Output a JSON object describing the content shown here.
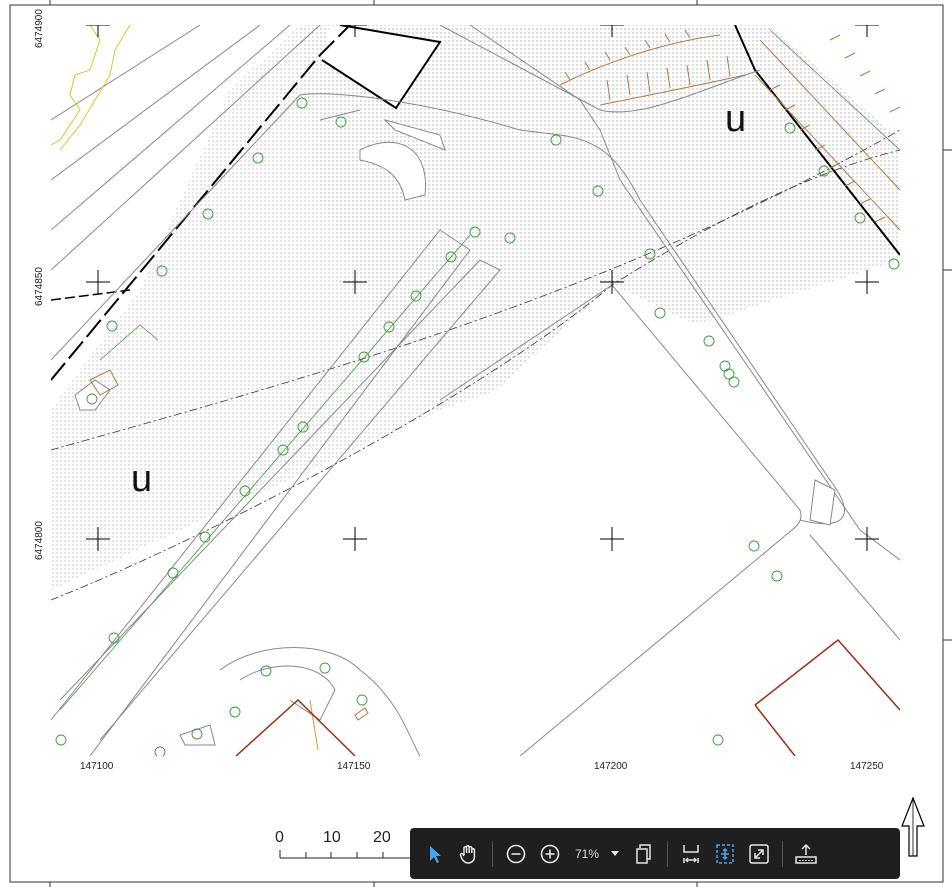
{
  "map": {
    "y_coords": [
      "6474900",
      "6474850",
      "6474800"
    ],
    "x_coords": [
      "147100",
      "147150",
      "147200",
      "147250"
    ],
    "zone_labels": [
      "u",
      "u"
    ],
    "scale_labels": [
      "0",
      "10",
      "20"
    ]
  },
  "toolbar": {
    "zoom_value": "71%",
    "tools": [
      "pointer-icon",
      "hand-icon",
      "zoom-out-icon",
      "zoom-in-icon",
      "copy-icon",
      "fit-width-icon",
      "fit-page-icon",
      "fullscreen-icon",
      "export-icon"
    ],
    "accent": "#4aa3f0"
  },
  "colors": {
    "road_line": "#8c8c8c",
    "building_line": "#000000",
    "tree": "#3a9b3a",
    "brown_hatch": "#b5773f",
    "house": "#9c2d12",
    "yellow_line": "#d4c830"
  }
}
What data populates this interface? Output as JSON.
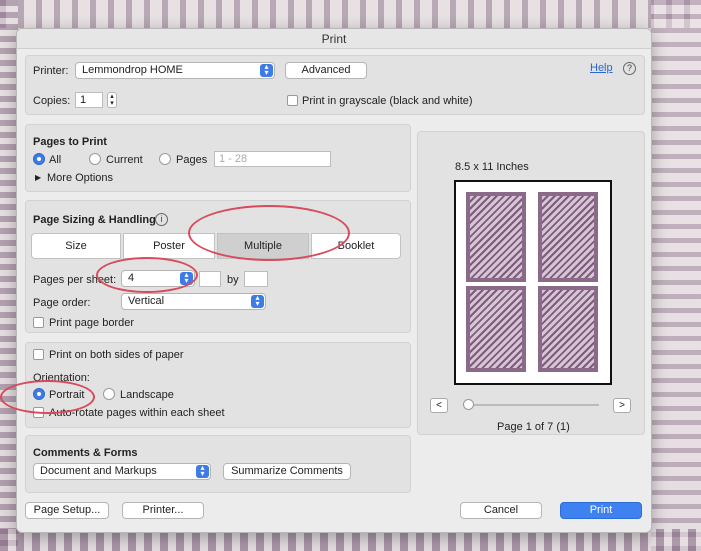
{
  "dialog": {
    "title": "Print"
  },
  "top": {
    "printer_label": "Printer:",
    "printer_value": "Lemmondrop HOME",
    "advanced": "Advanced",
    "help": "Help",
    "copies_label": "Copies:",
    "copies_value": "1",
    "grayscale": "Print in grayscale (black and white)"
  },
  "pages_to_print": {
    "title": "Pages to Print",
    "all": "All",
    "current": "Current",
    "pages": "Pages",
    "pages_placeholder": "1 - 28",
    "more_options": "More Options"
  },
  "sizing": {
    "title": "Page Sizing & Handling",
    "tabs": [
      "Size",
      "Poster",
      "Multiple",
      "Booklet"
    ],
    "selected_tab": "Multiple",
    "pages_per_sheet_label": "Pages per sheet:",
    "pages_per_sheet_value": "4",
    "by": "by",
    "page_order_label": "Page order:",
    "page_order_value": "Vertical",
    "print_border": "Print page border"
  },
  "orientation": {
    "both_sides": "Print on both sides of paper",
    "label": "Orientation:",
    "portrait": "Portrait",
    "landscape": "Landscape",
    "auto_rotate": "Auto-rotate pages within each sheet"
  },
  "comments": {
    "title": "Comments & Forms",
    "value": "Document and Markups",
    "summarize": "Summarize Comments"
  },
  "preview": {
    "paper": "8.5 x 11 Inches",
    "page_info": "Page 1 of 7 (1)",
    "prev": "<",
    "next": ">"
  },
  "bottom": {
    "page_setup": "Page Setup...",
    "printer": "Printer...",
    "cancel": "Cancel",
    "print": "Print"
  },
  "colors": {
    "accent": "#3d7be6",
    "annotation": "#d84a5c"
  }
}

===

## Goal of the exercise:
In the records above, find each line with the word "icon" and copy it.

## Response for this exercise:
      "pointer-icon",
      "hand-icon",
      "zoom-out-icon",
      "zoom-in-icon",
      "copy-icon",
      "fit-width-icon",
      "fit-page-icon",
      "fullscreen-icon",
      "export-icon"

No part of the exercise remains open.